For each line of the data that includes the word "account", copy the line.

> _Exercise input_
┌──

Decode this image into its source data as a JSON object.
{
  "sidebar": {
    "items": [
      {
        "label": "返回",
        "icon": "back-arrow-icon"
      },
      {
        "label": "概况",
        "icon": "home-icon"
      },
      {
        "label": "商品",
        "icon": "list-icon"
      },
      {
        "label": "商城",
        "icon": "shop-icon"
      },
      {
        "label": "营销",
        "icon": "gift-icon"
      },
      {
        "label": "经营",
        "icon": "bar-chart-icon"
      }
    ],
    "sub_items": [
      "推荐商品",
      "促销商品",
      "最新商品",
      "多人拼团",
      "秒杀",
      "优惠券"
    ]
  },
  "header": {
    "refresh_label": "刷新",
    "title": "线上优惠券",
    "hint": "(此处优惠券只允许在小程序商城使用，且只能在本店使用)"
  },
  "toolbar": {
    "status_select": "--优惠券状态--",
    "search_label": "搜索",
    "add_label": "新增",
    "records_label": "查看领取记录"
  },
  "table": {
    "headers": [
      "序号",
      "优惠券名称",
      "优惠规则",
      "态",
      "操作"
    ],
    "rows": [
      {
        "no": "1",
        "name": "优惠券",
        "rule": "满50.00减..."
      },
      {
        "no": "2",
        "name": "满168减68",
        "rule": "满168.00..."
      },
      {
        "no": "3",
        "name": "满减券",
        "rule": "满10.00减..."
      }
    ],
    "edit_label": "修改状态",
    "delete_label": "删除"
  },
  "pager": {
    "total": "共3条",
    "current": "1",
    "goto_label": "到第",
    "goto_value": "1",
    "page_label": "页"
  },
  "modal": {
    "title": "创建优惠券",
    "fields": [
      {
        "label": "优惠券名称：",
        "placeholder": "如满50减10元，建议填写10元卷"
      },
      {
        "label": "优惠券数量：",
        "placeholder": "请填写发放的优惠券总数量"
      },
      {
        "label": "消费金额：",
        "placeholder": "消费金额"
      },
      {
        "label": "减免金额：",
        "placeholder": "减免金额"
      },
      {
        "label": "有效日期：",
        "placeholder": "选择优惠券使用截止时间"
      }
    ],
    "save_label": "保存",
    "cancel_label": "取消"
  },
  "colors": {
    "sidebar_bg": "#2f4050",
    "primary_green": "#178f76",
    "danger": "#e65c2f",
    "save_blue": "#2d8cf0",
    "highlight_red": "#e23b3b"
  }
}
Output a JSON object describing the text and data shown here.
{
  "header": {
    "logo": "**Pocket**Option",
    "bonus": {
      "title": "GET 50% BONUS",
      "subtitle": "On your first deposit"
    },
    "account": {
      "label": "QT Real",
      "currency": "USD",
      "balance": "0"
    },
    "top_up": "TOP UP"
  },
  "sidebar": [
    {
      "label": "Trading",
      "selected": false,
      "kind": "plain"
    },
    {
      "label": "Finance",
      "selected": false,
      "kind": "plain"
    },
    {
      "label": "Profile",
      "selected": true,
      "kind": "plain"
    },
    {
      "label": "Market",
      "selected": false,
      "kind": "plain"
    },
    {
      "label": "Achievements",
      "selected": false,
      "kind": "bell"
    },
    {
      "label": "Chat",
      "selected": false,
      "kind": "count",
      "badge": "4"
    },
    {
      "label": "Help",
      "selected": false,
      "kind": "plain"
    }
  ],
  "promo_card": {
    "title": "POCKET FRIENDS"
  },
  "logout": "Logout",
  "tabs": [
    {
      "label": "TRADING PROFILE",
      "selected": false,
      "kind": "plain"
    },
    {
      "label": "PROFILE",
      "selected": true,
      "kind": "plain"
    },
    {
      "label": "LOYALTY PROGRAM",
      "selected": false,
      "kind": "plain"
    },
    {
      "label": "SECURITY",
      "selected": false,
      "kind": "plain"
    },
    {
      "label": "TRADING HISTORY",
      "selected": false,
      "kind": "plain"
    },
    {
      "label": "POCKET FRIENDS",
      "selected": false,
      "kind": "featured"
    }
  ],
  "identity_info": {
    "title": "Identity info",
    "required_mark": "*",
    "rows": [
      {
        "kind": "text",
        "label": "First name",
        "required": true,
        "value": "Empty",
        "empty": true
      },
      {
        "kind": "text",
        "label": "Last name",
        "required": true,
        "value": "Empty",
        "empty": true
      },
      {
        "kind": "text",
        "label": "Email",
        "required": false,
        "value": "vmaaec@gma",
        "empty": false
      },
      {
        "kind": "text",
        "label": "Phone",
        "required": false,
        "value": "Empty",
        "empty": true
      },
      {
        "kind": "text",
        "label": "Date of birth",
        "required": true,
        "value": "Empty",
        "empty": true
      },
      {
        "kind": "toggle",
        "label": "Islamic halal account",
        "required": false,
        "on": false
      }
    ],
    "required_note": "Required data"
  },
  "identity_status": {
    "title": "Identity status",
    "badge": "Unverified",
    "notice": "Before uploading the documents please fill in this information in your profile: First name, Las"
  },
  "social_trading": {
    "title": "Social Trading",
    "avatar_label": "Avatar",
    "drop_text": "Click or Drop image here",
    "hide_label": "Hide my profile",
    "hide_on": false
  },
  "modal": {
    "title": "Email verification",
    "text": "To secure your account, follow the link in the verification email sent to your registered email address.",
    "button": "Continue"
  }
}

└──

> _Reply to the exercise_
    "account": {
        "label": "Islamic halal account",
    "text": "To secure your account, follow the link in the verification email sent to your registered email address.",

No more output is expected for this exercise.